* _Data records_:
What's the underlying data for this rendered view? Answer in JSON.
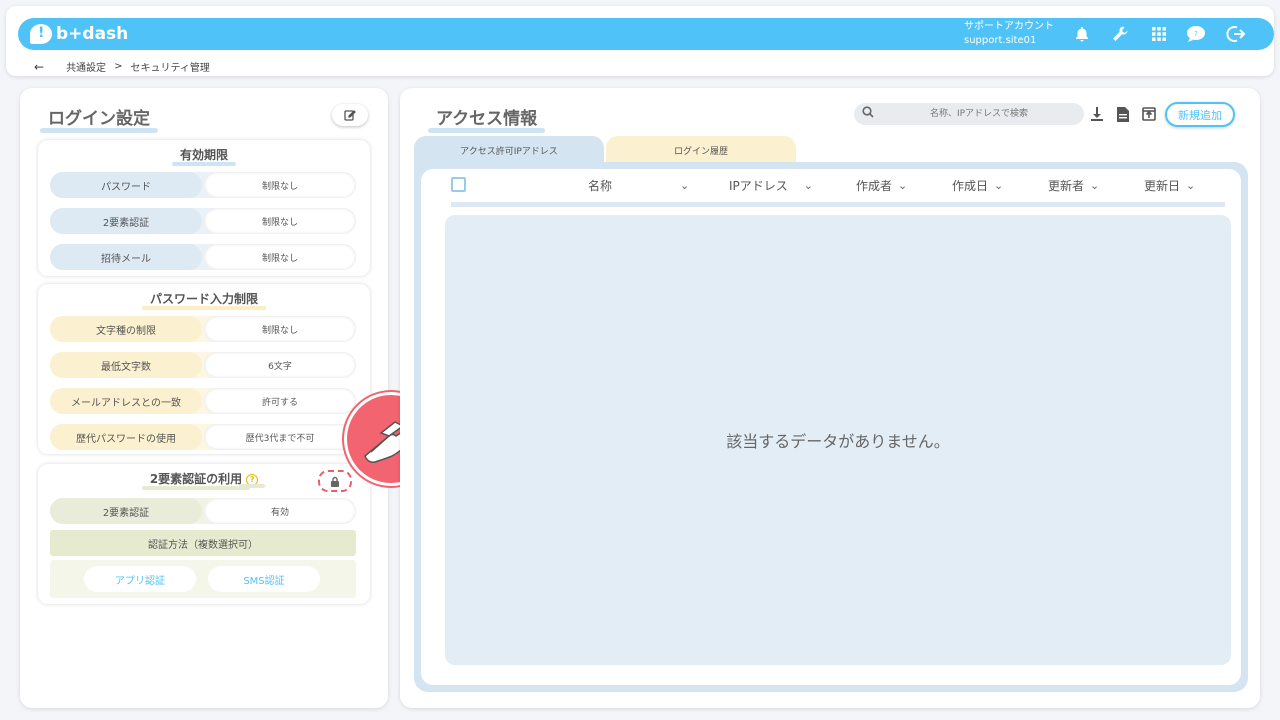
{
  "header": {
    "logo_text": "b+dash",
    "account_label": "サポートアカウント",
    "account_id": "support.site01",
    "icons": [
      "bell-icon",
      "wrench-icon",
      "grid-icon",
      "chat-bubble-icon",
      "logout-icon"
    ]
  },
  "breadcrumb": {
    "back": "←",
    "parent": "共通設定",
    "separator": ">",
    "current": "セキュリティ管理"
  },
  "login_settings": {
    "title": "ログイン設定",
    "expiry": {
      "title": "有効期限",
      "rows": [
        {
          "label": "パスワード",
          "value": "制限なし"
        },
        {
          "label": "2要素認証",
          "value": "制限なし"
        },
        {
          "label": "招待メール",
          "value": "制限なし"
        }
      ]
    },
    "password_limits": {
      "title": "パスワード入力制限",
      "rows": [
        {
          "label": "文字種の制限",
          "value": "制限なし"
        },
        {
          "label": "最低文字数",
          "value": "6文字"
        },
        {
          "label": "メールアドレスとの一致",
          "value": "許可する"
        },
        {
          "label": "歴代パスワードの使用",
          "value": "歴代3代まで不可"
        }
      ]
    },
    "two_factor": {
      "title": "2要素認証の利用",
      "help": "?",
      "row": {
        "label": "2要素認証",
        "value": "有効"
      },
      "method_label": "認証方法（複数選択可）",
      "methods": [
        "アプリ認証",
        "SMS認証"
      ]
    }
  },
  "access_info": {
    "title": "アクセス情報",
    "search_placeholder": "名称、IPアドレスで検索",
    "new_button": "新規追加",
    "tabs": [
      "アクセス許可IPアドレス",
      "ログイン履歴"
    ],
    "columns": [
      "名称",
      "IPアドレス",
      "作成者",
      "作成日",
      "更新者",
      "更新日"
    ],
    "empty_message": "該当するデータがありません。"
  },
  "colors": {
    "brand": "#4fc3f7",
    "pointer": "#f16470"
  }
}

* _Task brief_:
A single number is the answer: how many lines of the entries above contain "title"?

* _Problem solution_:
5